Work item:
From the listing below, extract each line containing the string "columnas".

### The records ###

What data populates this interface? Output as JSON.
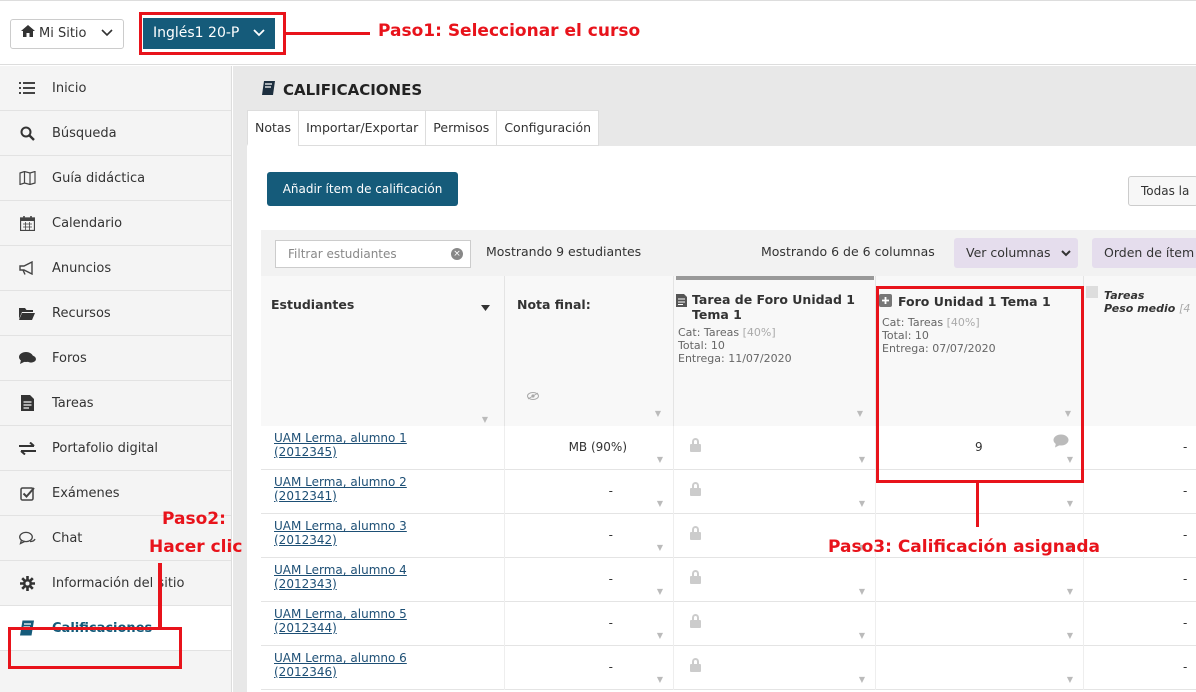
{
  "topbar": {
    "site_label": "Mi Sitio",
    "course_label": "Inglés1 20-P"
  },
  "sidebar": {
    "items": [
      {
        "label": "Inicio",
        "icon": "list-icon"
      },
      {
        "label": "Búsqueda",
        "icon": "search-icon"
      },
      {
        "label": "Guía didáctica",
        "icon": "map-icon"
      },
      {
        "label": "Calendario",
        "icon": "calendar-icon"
      },
      {
        "label": "Anuncios",
        "icon": "megaphone-icon"
      },
      {
        "label": "Recursos",
        "icon": "folder-icon"
      },
      {
        "label": "Foros",
        "icon": "comments-icon"
      },
      {
        "label": "Tareas",
        "icon": "file-icon"
      },
      {
        "label": "Portafolio digital",
        "icon": "exchange-icon"
      },
      {
        "label": "Exámenes",
        "icon": "checkbox-icon"
      },
      {
        "label": "Chat",
        "icon": "chat-icon"
      },
      {
        "label": "Información del sitio",
        "icon": "gear-icon"
      },
      {
        "label": "Calificaciones",
        "icon": "book-icon",
        "active": true
      }
    ]
  },
  "main": {
    "title": "CALIFICACIONES",
    "tabs": [
      "Notas",
      "Importar/Exportar",
      "Permisos",
      "Configuración"
    ],
    "add_button": "Añadir ítem de calificación",
    "todas_button": "Todas la",
    "filter_placeholder": "Filtrar estudiantes",
    "showing_students": "Mostrando 9 estudiantes",
    "showing_columns": "Mostrando 6 de 6 columnas",
    "ver_columnas": "Ver columnas",
    "orden": "Orden de ítem"
  },
  "table": {
    "headers": {
      "students": "Estudiantes",
      "final": "Nota final:",
      "col1_title": "Tarea de Foro Unidad 1 Tema 1",
      "col1_cat": "Cat: Tareas",
      "col1_weight": "[40%]",
      "col1_total": "Total: 10",
      "col1_due": "Entrega: 11/07/2020",
      "col2_title": "Foro Unidad 1 Tema 1",
      "col2_cat": "Cat: Tareas",
      "col2_weight": "[40%]",
      "col2_total": "Total: 10",
      "col2_due": "Entrega: 07/07/2020",
      "col3_title": "Tareas",
      "col3_sub": "Peso medio"
    },
    "rows": [
      {
        "name": "UAM Lerma, alumno 1",
        "id": "(2012345)",
        "final": "MB (90%)",
        "grade": "9",
        "last": "-"
      },
      {
        "name": "UAM Lerma, alumno 2",
        "id": "(2012341)",
        "final": "-",
        "grade": "",
        "last": "-"
      },
      {
        "name": "UAM Lerma, alumno 3",
        "id": "(2012342)",
        "final": "-",
        "grade": "",
        "last": "-"
      },
      {
        "name": "UAM Lerma, alumno 4",
        "id": "(2012343)",
        "final": "-",
        "grade": "",
        "last": "-"
      },
      {
        "name": "UAM Lerma, alumno 5",
        "id": "(2012344)",
        "final": "-",
        "grade": "",
        "last": "-"
      },
      {
        "name": "UAM Lerma, alumno 6",
        "id": "(2012346)",
        "final": "-",
        "grade": "",
        "last": "-"
      }
    ]
  },
  "annotations": {
    "step1": "Paso1: Seleccionar el curso",
    "step2_line1": "Paso2:",
    "step2_line2": "Hacer clic",
    "step3": "Paso3: Calificación asignada"
  },
  "colors": {
    "accent": "#155b7a",
    "annotation": "#e8131b",
    "link": "#1d4f75"
  }
}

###

Result of this exercise:
    "showing_columns": "Mostrando 6 de 6 columnas",
    "ver_columnas": "Ver columnas",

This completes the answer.